Arts and Crafts Broken Social Scene, the Canadian indie rock collective…
- Posted on Jul 19th 2011 1:00PM by Richard Trapunski
Danielle St. Laurent
"I don't believe in videos," Broken Social Scene member Andrew Whiteman tells Spinner. "I think they're bulls---."
That would make sense if the Toronto collective didn't make videos, but they've released a number of them, including two that earned nod from the Junos for Video of the Year (2004's 'Stars and Sons' and 2011's 'Forced to Love,' respectively). Whiteman admits his rejection of videos isn't unequivocal.
"I'm not a hater of the idea itself," admits Whiteman, who also plays in Apostle of Hustle and a new group called ARoaRa. "I've seen some genius videos out of the million that have been made, but it has to be an art thing and music videos are rarely art things."
"They're funded by money made at a production house and they make a s---load of money as commercials. And the taxpayers pay for them because they make a s---load of money getting video grants. It's like a wank-off all around, basically."
Music videos have historically been used as gussied up television ads to sell records, but as stations like MTV have dialed back the number of videos they air, some artists have taken greater liberty with graphic content (typically labeled NSFW) that can find an audience online instead.
That's certainly the case with the video for 'Sweetest Kill,' the most recent single off Broken Social Scene's 2010 album, 'Forgiveness Rock Record.' While the song is a tender ballad, the video is surprisingly violent. Directed by Claire Edmonson, the clip sees actress Bijou Phillips hack apart the body of her former lover with an axe.

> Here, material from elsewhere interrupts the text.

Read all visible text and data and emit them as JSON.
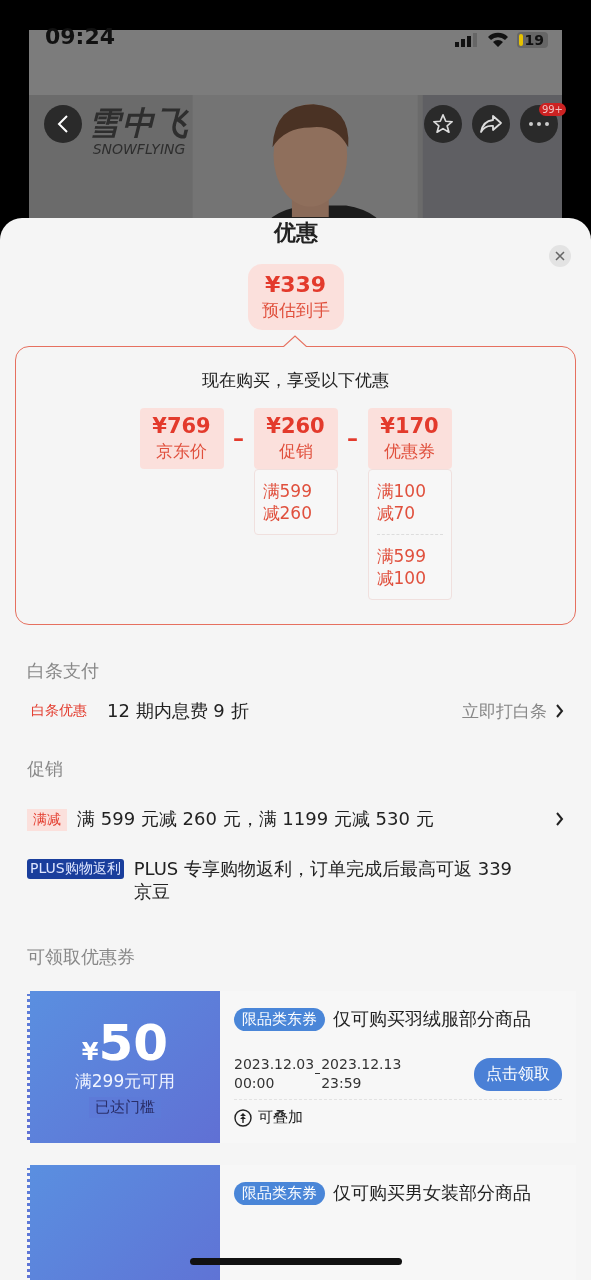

The video's gory content caused it to be banned from both MuchMore and MuchMusic despite being partially funded by MuchFact, the video production fund exclusively used by the two Canadian music stations.
"I actually haven't seen the video, but I think that's bulls---," he says, flatly. "The literalism of that -- it's like 'the song is called 'Sweetest Kill,' so why don't we have a hot chick kill her boyfriend?' Like, what the f--- is that? That's weak s---, man. Weak s---."
"That's not what 'Sweetest Kill' is about," he continues, offering his own alternate treatment. "'Sweetest Kill' is when you're f---ing 14, 15 years old and you're at summer camp. It's the last night, you're at the tennis court, it's outside and it's a chaperoned dance. Nobody's drunk except the bad kids and you're dancing to f---ing 'Stairway to Heaven'. That's 'Sweetest Kill' man, not that f---ing literalist bulls---. It's a beautiful song."